Listed records

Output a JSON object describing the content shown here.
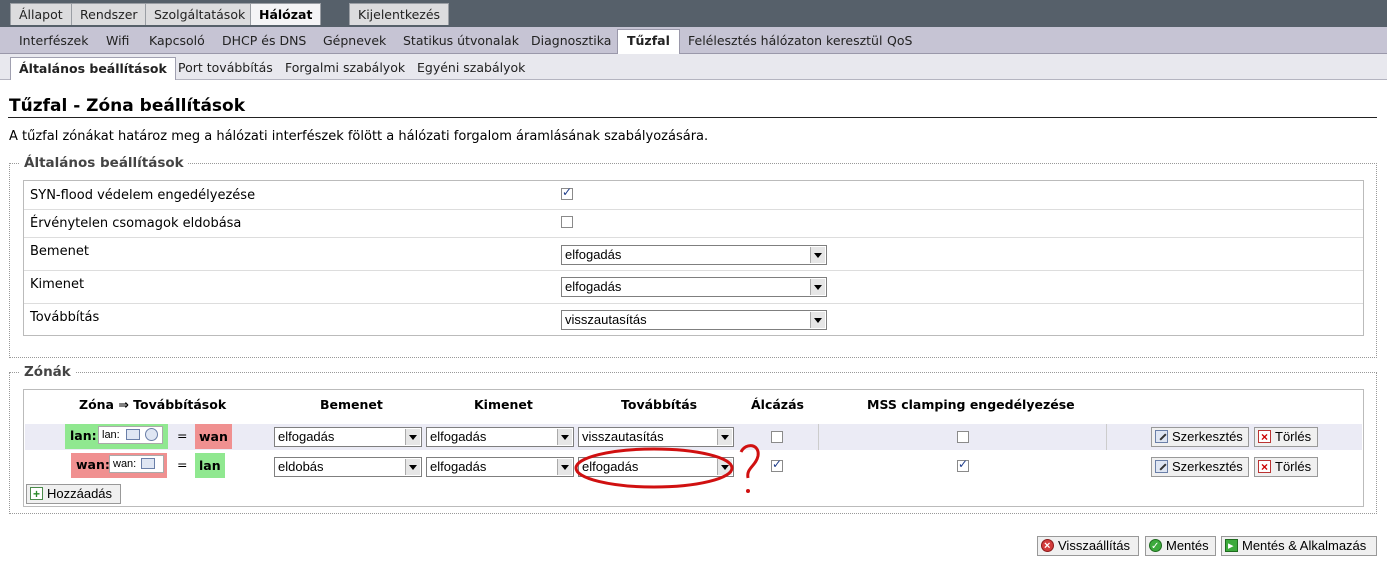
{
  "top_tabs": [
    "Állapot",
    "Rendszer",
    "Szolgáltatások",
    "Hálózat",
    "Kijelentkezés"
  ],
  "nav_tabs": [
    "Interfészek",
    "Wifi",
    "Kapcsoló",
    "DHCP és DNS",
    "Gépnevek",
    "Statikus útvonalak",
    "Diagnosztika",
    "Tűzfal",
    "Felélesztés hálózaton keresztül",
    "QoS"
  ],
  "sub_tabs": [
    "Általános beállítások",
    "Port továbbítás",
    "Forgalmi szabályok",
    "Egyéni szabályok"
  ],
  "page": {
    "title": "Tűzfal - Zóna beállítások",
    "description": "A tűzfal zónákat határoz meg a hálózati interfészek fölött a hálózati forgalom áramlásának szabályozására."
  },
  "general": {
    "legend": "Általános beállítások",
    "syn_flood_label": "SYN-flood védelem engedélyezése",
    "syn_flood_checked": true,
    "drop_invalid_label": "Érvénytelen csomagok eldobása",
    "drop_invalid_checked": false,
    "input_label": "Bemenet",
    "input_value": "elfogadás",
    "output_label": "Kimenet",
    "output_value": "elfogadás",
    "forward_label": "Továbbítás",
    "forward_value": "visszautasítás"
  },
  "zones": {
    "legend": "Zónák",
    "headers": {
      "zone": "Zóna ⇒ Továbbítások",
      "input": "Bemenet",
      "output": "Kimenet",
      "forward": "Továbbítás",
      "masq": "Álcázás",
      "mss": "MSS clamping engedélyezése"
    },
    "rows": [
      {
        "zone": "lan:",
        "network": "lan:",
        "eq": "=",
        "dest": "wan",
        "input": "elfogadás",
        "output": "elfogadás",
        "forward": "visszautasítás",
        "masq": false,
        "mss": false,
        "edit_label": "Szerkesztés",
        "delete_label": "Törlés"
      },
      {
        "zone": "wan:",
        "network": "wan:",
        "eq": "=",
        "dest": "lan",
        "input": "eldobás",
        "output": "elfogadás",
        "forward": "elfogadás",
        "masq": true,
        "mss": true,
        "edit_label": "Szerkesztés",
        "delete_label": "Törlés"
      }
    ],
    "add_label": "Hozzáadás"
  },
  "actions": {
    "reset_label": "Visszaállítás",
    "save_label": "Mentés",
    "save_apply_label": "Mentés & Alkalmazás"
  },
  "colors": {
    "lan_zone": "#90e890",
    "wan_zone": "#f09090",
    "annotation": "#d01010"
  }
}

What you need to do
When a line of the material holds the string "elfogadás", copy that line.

Result below
    "input_value": "elfogadás",
    "output_value": "elfogadás",
        "input": "elfogadás",
        "output": "elfogadás",
        "output": "elfogadás",
        "forward": "elfogadás",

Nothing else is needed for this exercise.